[Records]:
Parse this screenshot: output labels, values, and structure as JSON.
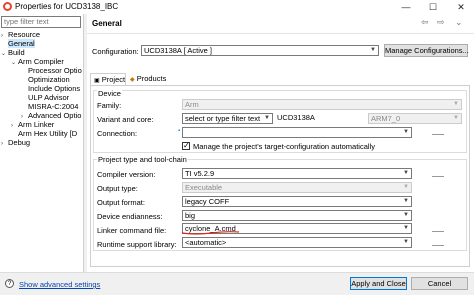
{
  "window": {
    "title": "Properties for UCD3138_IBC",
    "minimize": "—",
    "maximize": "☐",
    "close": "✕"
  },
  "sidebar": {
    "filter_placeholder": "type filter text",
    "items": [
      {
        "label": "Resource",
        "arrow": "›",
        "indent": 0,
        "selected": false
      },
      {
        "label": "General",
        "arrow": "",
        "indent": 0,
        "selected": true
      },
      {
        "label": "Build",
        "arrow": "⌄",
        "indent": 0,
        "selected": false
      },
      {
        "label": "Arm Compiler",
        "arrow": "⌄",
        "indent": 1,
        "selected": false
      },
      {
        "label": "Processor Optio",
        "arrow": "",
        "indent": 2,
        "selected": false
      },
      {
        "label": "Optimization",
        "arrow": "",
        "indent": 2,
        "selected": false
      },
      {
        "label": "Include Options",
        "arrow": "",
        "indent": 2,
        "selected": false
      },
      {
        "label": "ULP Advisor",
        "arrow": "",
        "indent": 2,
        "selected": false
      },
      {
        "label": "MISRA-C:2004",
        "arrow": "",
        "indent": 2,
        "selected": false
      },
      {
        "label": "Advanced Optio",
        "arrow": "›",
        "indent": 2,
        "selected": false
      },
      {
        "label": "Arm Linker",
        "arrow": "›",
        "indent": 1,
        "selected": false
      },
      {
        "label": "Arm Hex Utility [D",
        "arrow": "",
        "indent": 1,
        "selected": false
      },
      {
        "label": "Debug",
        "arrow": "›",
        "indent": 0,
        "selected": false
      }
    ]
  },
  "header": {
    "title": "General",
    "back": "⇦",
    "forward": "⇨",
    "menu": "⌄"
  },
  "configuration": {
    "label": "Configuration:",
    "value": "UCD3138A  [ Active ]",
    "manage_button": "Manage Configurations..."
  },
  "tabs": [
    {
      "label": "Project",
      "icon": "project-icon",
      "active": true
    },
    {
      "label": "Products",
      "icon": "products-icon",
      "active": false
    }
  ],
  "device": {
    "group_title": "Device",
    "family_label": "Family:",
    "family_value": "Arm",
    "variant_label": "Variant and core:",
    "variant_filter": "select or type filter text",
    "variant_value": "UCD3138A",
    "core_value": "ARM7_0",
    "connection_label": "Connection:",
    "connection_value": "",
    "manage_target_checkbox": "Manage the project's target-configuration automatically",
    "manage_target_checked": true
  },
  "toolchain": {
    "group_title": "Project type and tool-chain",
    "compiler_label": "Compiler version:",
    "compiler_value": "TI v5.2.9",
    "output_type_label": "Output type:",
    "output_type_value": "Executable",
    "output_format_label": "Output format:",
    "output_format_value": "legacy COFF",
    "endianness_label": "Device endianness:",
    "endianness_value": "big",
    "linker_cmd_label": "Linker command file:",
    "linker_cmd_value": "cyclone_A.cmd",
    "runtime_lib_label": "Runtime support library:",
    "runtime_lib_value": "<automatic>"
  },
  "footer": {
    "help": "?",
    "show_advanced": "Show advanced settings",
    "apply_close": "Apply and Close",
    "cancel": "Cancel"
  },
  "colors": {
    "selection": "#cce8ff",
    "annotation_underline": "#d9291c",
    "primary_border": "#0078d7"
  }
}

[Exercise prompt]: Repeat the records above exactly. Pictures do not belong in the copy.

[Answer space]:
Parse this screenshot: output labels, values, and structure as JSON.
{
  "window": {
    "title": "Properties for UCD3138_IBC",
    "minimize": "—",
    "maximize": "☐",
    "close": "✕"
  },
  "sidebar": {
    "filter_placeholder": "type filter text",
    "items": [
      {
        "label": "Resource",
        "arrow": "›",
        "indent": 0,
        "selected": false
      },
      {
        "label": "General",
        "arrow": "",
        "indent": 0,
        "selected": true
      },
      {
        "label": "Build",
        "arrow": "⌄",
        "indent": 0,
        "selected": false
      },
      {
        "label": "Arm Compiler",
        "arrow": "⌄",
        "indent": 1,
        "selected": false
      },
      {
        "label": "Processor Optio",
        "arrow": "",
        "indent": 2,
        "selected": false
      },
      {
        "label": "Optimization",
        "arrow": "",
        "indent": 2,
        "selected": false
      },
      {
        "label": "Include Options",
        "arrow": "",
        "indent": 2,
        "selected": false
      },
      {
        "label": "ULP Advisor",
        "arrow": "",
        "indent": 2,
        "selected": false
      },
      {
        "label": "MISRA-C:2004",
        "arrow": "",
        "indent": 2,
        "selected": false
      },
      {
        "label": "Advanced Optio",
        "arrow": "›",
        "indent": 2,
        "selected": false
      },
      {
        "label": "Arm Linker",
        "arrow": "›",
        "indent": 1,
        "selected": false
      },
      {
        "label": "Arm Hex Utility [D",
        "arrow": "",
        "indent": 1,
        "selected": false
      },
      {
        "label": "Debug",
        "arrow": "›",
        "indent": 0,
        "selected": false
      }
    ]
  },
  "header": {
    "title": "General",
    "back": "⇦",
    "forward": "⇨",
    "menu": "⌄"
  },
  "configuration": {
    "label": "Configuration:",
    "value": "UCD3138A  [ Active ]",
    "manage_button": "Manage Configurations..."
  },
  "tabs": [
    {
      "label": "Project",
      "icon": "project-icon",
      "active": true
    },
    {
      "label": "Products",
      "icon": "products-icon",
      "active": false
    }
  ],
  "device": {
    "group_title": "Device",
    "family_label": "Family:",
    "family_value": "Arm",
    "variant_label": "Variant and core:",
    "variant_filter": "select or type filter text",
    "variant_value": "UCD3138A",
    "core_value": "ARM7_0",
    "connection_label": "Connection:",
    "connection_value": "",
    "manage_target_checkbox": "Manage the project's target-configuration automatically",
    "manage_target_checked": true
  },
  "toolchain": {
    "group_title": "Project type and tool-chain",
    "compiler_label": "Compiler version:",
    "compiler_value": "TI v5.2.9",
    "output_type_label": "Output type:",
    "output_type_value": "Executable",
    "output_format_label": "Output format:",
    "output_format_value": "legacy COFF",
    "endianness_label": "Device endianness:",
    "endianness_value": "big",
    "linker_cmd_label": "Linker command file:",
    "linker_cmd_value": "cyclone_A.cmd",
    "runtime_lib_label": "Runtime support library:",
    "runtime_lib_value": "<automatic>"
  },
  "footer": {
    "help": "?",
    "show_advanced": "Show advanced settings",
    "apply_close": "Apply and Close",
    "cancel": "Cancel"
  },
  "colors": {
    "selection": "#cce8ff",
    "annotation_underline": "#d9291c",
    "primary_border": "#0078d7"
  }
}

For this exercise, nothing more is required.